What the Super Bowl halftime ads tell us about the modern dayMarch 8, 2016 | By Fluent
Publication date 3/7/16
Indeed, the headliners of the famous ‘Super Bowl halftime show’ for this year were world-famous artists Coldplay and Beyoncé.
Even more mind boggling is that this is the third most-watched programme in American television history, with a whopping average of 111.9 million viewers.
As a result, the Super Bowl is prime to generate advertisement revenue.
Advertisements have become an inherent fact of everyday life in the modern era. In fact, Justin Lewis from openDemocracyUK states that the average British viewer is now exposed to 48 TV commercials a day. Omnipotent across all forms of media, advertisements are a by-product of the technologically innovative and consumer-driven age we live in.
Advertisement slots are important enough for companies to fight to gain broadcasting rights for mere 30 second ads in the Super Bowl. In 2015, advertisers were spending an average of $4.4 million for 30-second Super Bowl halftime ads
This year, those slots have cost a company up to $5 million and – over the last 10 years – the average cost of an ad spot has increased by 75% according to Fortune.
To see whether such costs are worth the price, marketing research and advertising technology company Fluent surveyed the before-and-after effects of five first-time advertisers. Their findings were that “the average brand lift, defined as whether viewers would recognize advertisers more after their first Super Bowl ad, was 12.7%.”
According to Fluent CMO Jordan Cohen: “It’s the one time of the year where people are not skipping commercials, and are actually watching it.”
In an age where social media is defining the way we receive information, advertising markets have profited enormously. Constant awareness of brands around us has subconsciously influenced the way we act as consumers, from non-stop exposure to advertisements on Youtube, Facebook, and almost every other mobile application and media platform.
More importantly, advertisements have increasingly become entertaining, which makes consumers willingly desire to watch them. From parodies to celebrity cameos, this is prevalent from the Super Bowl to a multitude of other markets, most notable in the UK being the John Lewis Christmas ads.

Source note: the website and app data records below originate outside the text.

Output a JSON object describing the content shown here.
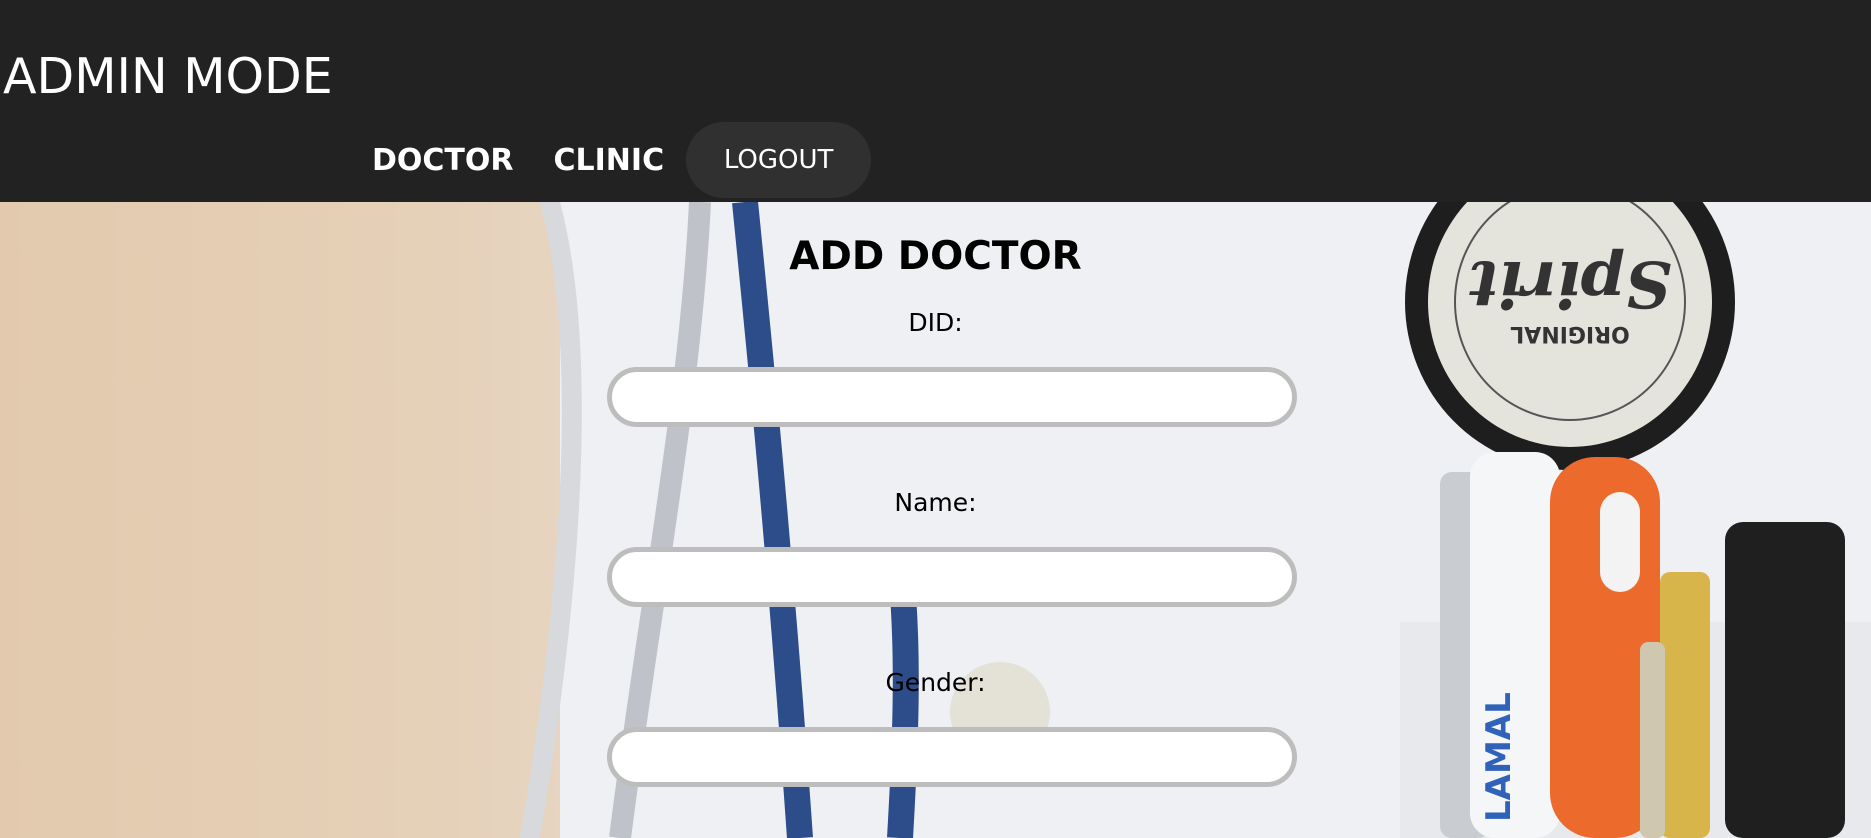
{
  "header": {
    "brand": "ADMIN MODE",
    "nav": [
      {
        "label": "DOCTOR"
      },
      {
        "label": "CLINIC"
      }
    ],
    "logout_label": "LOGOUT"
  },
  "form": {
    "title": "ADD DOCTOR",
    "fields": [
      {
        "label": "DID:",
        "value": "",
        "placeholder": ""
      },
      {
        "label": "Name:",
        "value": "",
        "placeholder": ""
      },
      {
        "label": "Gender:",
        "value": "",
        "placeholder": ""
      }
    ]
  },
  "background": {
    "badge_brand": "Spirit",
    "badge_sub": "ORIGINAL",
    "pen_brand": "LAMAL"
  },
  "colors": {
    "header_bg": "#222222",
    "logout_bg": "#303030",
    "input_border": "#bdbdbd"
  }
}
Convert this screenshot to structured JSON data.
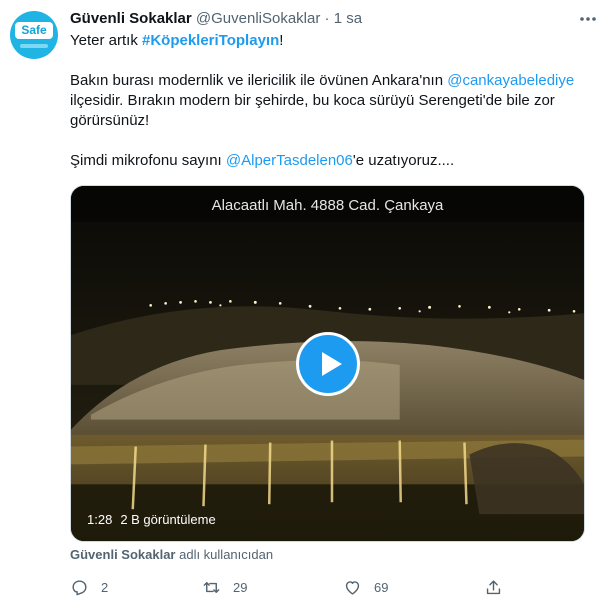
{
  "author": {
    "avatar_label": "Safe",
    "name": "Güvenli Sokaklar",
    "handle": "@GuvenliSokaklar",
    "separator": "·",
    "time": "1 sa"
  },
  "tweet": {
    "line1_prefix": "Yeter artık ",
    "hashtag": "#KöpekleriToplayın",
    "line1_suffix": "!",
    "p2_prefix": "Bakın burası modernlik ve ilericilik ile övünen Ankara'nın ",
    "mention1": "@cankayabelediye",
    "p2_suffix": " ilçesidir. Bırakın modern bir şehirde, bu koca sürüyü Serengeti'de bile zor görürsünüz!",
    "p3_prefix": "Şimdi mikrofonu sayını ",
    "mention2": "@AlperTasdelen06",
    "p3_suffix": "'e uzatıyoruz...."
  },
  "media": {
    "overlay_title": "Alacaatlı Mah. 4888 Cad. Çankaya",
    "duration": "1:28",
    "views": "2 B görüntüleme"
  },
  "attribution": {
    "name": "Güvenli Sokaklar",
    "suffix": " adlı kullanıcıdan"
  },
  "actions": {
    "reply_count": "2",
    "retweet_count": "29",
    "like_count": "69"
  },
  "colors": {
    "link": "#1d9bf0",
    "secondary_text": "#536471",
    "play_button": "#1d9bf0"
  },
  "icons": {
    "more": "more-horizontal-icon",
    "reply": "reply-icon",
    "retweet": "retweet-icon",
    "like": "heart-icon",
    "share": "share-icon",
    "play": "play-icon"
  }
}
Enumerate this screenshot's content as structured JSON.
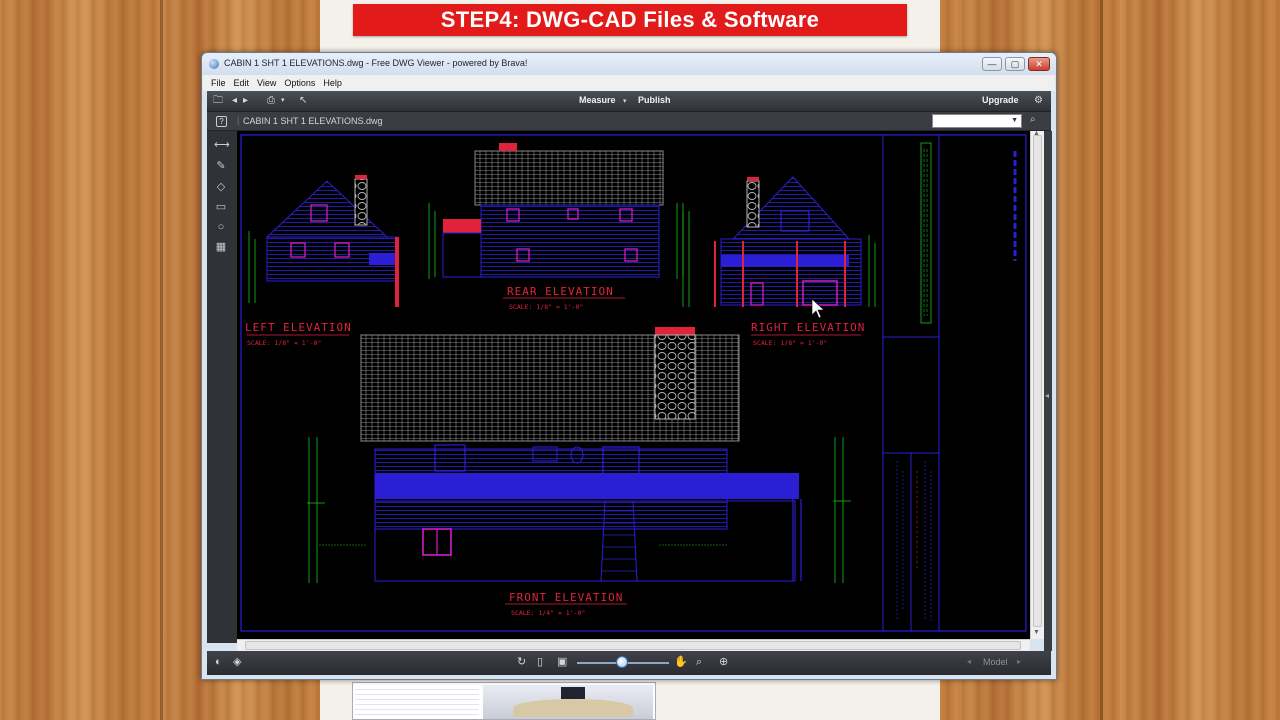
{
  "banner": {
    "title": "STEP4: DWG-CAD Files & Software"
  },
  "window": {
    "title": "CABIN 1 SHT 1 ELEVATIONS.dwg - Free DWG Viewer - powered by Brava!",
    "min_label": "—",
    "max_label": "▢",
    "close_label": "✕"
  },
  "menubar": {
    "items": [
      "File",
      "Edit",
      "View",
      "Options",
      "Help"
    ]
  },
  "toolbar": {
    "measure_label": "Measure",
    "measure_arrow": "▾",
    "publish_label": "Publish",
    "upgrade_label": "Upgrade"
  },
  "docbar": {
    "help_label": "?",
    "document_name": "CABIN 1 SHT 1 ELEVATIONS.dwg"
  },
  "drawing": {
    "labels": {
      "rear": "REAR ELEVATION",
      "rear_scale": "SCALE: 1/8\" = 1'-0\"",
      "left": "LEFT ELEVATION",
      "left_scale": "SCALE: 1/8\" = 1'-0\"",
      "right": "RIGHT ELEVATION",
      "right_scale": "SCALE: 1/8\" = 1'-0\"",
      "front": "FRONT ELEVATION",
      "front_scale": "SCALE: 1/4\" = 1'-0\""
    },
    "colors": {
      "background": "#000000",
      "lines": "#2b1fd6",
      "labels": "#e0233a",
      "dimensions": "#18c21c",
      "windows": "#d21cc8",
      "roof": "#9a9a9a"
    }
  },
  "statusbar": {
    "model_label": "Model"
  }
}
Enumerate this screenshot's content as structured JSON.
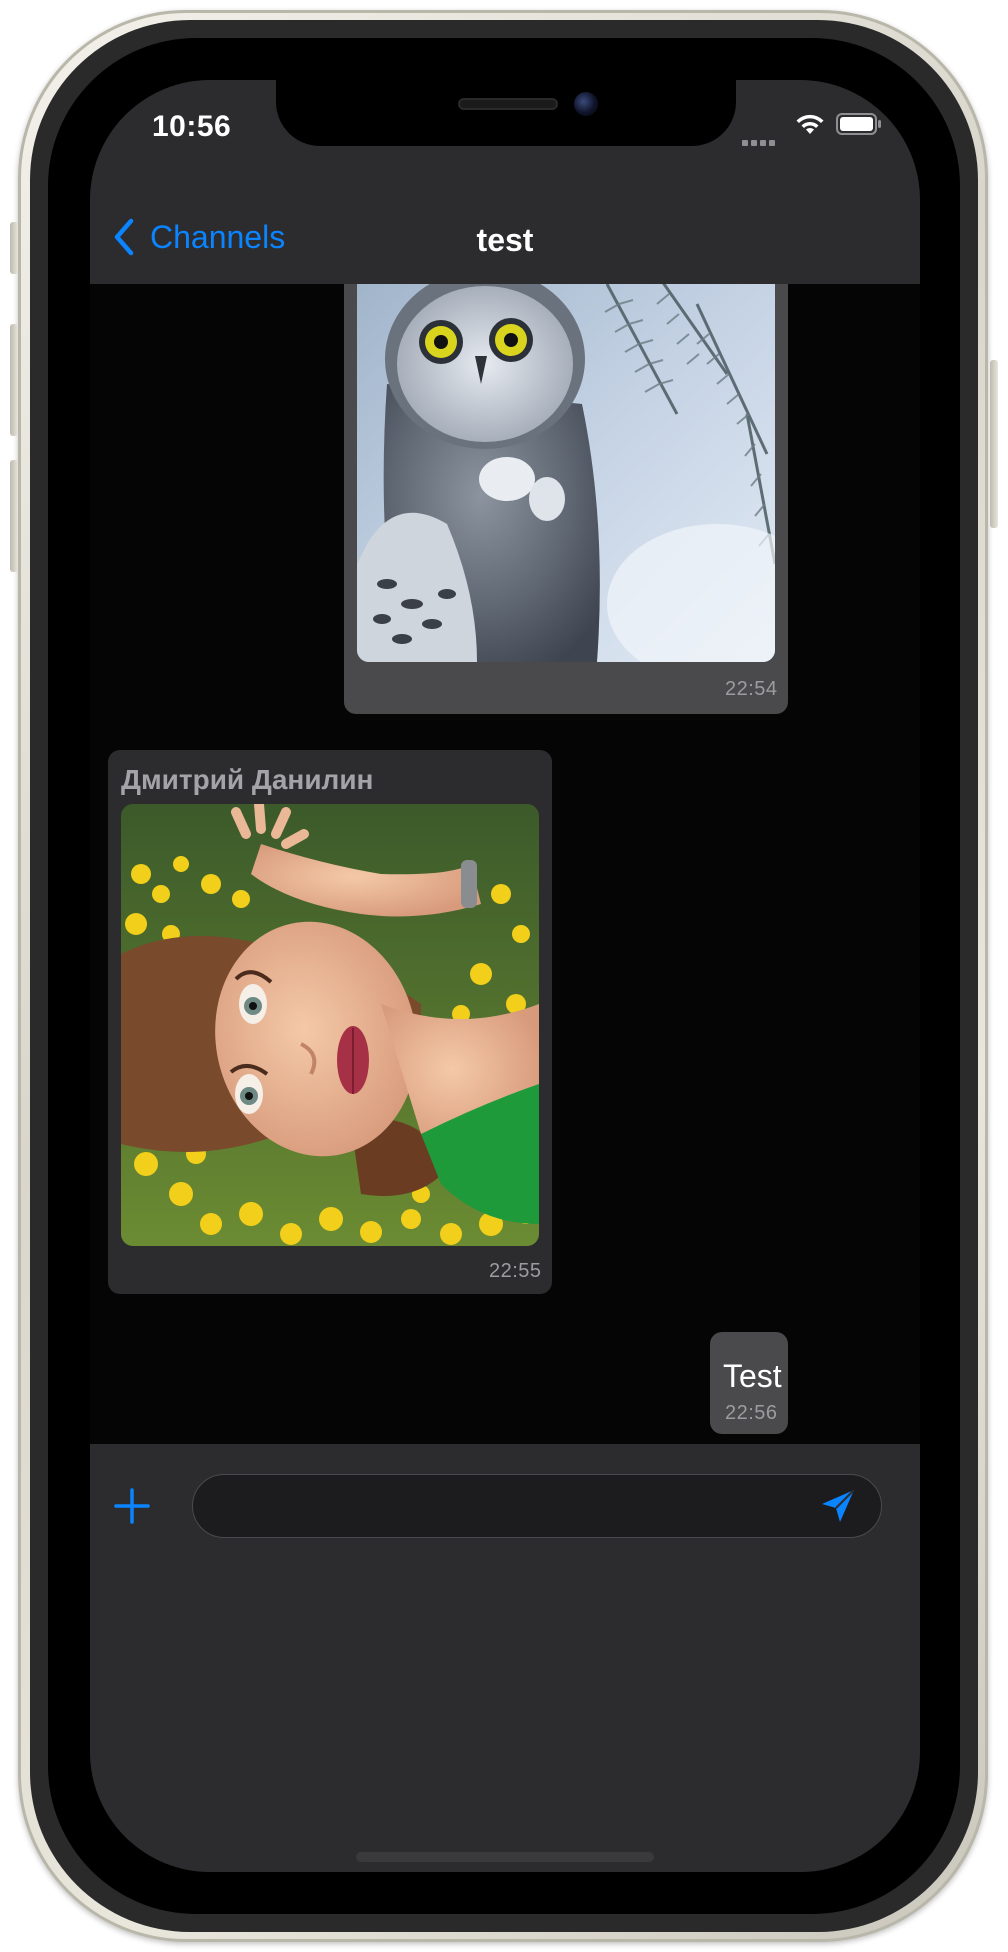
{
  "status_bar": {
    "time": "10:56"
  },
  "nav": {
    "back_label": "Channels",
    "title": "test"
  },
  "messages": [
    {
      "direction": "outgoing",
      "type": "image",
      "image": "snowy-owl-photo",
      "time": "22:54"
    },
    {
      "direction": "incoming",
      "type": "image",
      "sender": "Дмитрий Данилин",
      "image": "woman-in-yellow-flowers-photo",
      "time": "22:55"
    },
    {
      "direction": "outgoing",
      "type": "text",
      "text": "Test",
      "time": "22:56"
    }
  ],
  "input": {
    "placeholder": "",
    "value": ""
  },
  "icons": {
    "back": "chevron-left-icon",
    "attach": "plus-icon",
    "send": "paper-plane-icon",
    "wifi": "wifi-icon",
    "battery": "battery-icon",
    "signal": "signal-icon"
  },
  "colors": {
    "accent": "#0a84ff",
    "bar_background": "#2c2c2e",
    "chat_background": "#050505",
    "outgoing_bubble": "#4a4a4c",
    "incoming_bubble": "#2c2c2e"
  }
}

What is worrying is the amount of brand power companies are creating through tech savvy and entertaining advertisements.
Moreover, electoral politics nowadays undergoes propaganda level of advertisements, especially American political campaigns where millions of dollars are paid to advertise themselves. More often than not, the candidate with bigger advertising power tends to gain more votes, which is a prominent social issue currently.
However, advertising today does possess numerous advantages. After all, the ease of access to receiving and producing advertisements does entail that many innovative start-ups/creators can be easily marketed and scaled up.
An increasingly marketable world means that voices from sectors and backgrounds which would have been ignored a mere decade ago can come to the forefront. In fact, ‘YouTube celebrities’ have been created from this ease of advertising, where normal people have found massive success through posting creative video content, and then getting sponsored by companies.However, advertising today does possess numerous advantages. After all, the ease of access to receiving and producing advertisements does entail that many innovative start-ups/creators can be easily marketed and scaled up.
Nevertheless, there is an incredibly saturated level of advertising present all around us. While a more marketable world has advantages, we need to be aware of the dangers commercials – such as the Super Bowl halftime ads – possess, and learn to not be controlled by the marketing around us.